On November 3, 1957, less than a month after they inaugurated the Space Age, the Soviet Union took the next big step with the launch of Sputnik 2. Hurriedly prepared to take advantage of the propaganda value of the first satellite, Sputnik 2 utilized an animal habitat and carried the dog Laika, the first animal to orbit the Earth. The event began to galvanize the United States into organizing their space program. Future Manned Spacecraft Center Director Robert Gilruth told historians, “When I saw the dog go up, I said, ‘My God, we better get going because it’s going to be a legitimate program to put man in space.’”

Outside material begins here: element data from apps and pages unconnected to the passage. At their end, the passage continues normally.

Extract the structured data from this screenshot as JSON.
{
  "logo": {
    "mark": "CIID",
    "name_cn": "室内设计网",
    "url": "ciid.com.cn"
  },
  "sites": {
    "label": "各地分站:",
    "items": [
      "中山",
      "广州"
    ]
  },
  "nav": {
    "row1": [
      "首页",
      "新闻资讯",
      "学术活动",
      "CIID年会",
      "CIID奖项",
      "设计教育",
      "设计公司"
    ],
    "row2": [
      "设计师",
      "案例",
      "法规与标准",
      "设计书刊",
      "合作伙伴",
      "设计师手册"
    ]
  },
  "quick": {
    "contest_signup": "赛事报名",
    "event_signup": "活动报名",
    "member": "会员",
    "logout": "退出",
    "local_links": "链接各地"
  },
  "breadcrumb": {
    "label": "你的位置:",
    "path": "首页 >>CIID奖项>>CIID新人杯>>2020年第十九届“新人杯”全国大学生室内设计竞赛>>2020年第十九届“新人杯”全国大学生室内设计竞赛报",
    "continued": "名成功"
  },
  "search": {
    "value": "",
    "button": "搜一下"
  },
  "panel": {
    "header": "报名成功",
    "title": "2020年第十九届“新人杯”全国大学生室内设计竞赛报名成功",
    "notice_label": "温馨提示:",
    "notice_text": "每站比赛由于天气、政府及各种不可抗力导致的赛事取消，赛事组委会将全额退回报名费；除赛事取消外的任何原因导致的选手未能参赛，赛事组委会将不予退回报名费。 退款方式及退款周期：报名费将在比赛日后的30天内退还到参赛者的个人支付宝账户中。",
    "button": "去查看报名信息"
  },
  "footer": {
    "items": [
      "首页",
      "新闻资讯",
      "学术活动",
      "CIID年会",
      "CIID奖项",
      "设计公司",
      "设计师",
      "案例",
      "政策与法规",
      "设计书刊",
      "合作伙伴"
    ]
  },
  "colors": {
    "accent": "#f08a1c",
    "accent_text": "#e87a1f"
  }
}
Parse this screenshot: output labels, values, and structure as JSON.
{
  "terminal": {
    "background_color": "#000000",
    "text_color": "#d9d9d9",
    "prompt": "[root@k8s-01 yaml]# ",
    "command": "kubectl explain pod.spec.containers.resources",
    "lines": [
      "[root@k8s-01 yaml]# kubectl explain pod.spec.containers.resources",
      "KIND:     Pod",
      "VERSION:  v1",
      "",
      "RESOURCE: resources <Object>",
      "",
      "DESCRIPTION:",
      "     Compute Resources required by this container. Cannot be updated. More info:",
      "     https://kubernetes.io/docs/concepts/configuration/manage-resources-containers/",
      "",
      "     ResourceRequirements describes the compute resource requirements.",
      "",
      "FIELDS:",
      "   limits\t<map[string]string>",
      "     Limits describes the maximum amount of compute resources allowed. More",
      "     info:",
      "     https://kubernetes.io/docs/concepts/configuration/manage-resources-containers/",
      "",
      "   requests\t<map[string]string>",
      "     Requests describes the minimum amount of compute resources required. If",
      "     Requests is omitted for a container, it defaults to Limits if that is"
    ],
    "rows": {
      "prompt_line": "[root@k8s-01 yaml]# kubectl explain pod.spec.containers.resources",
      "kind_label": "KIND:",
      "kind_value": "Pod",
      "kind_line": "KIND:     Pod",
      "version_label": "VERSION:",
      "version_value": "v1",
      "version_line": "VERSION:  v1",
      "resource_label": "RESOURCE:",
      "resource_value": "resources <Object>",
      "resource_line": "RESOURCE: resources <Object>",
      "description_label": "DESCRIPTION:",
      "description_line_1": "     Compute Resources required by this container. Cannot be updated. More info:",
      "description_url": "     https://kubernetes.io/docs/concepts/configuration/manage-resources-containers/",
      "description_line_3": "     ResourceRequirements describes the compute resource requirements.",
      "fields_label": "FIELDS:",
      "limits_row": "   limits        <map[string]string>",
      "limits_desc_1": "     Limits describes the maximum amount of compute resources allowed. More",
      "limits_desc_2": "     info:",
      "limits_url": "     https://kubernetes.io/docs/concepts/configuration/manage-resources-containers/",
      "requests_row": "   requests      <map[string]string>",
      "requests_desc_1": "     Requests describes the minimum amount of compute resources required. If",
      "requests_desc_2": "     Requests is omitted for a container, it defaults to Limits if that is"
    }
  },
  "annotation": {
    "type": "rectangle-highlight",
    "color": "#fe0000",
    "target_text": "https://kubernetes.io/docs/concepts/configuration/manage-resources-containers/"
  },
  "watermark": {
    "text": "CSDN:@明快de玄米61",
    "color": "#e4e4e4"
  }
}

Sputnik 2 weighed 508 kg, significantly more than its simpler predecessor, and remained attached to its booster rocket after achieving orbit. Due to the lack of adequate development time, no provisions were made to recover Laika. Engineers had not designed the environmental control system for a lengthy mission and it is likely that Laika only survived for a few hours after reaching orbit. On November 10, the satellite’s batteries expired, and receipt of data from the science experiments also ceased. Sputnik 2 burned up on reentry on April 14, 1958. It would be nearly three years before the Soviet Union orbited more animals, this time returning the entire “crew” safely to Earth, the first steps in preparation for human space flight.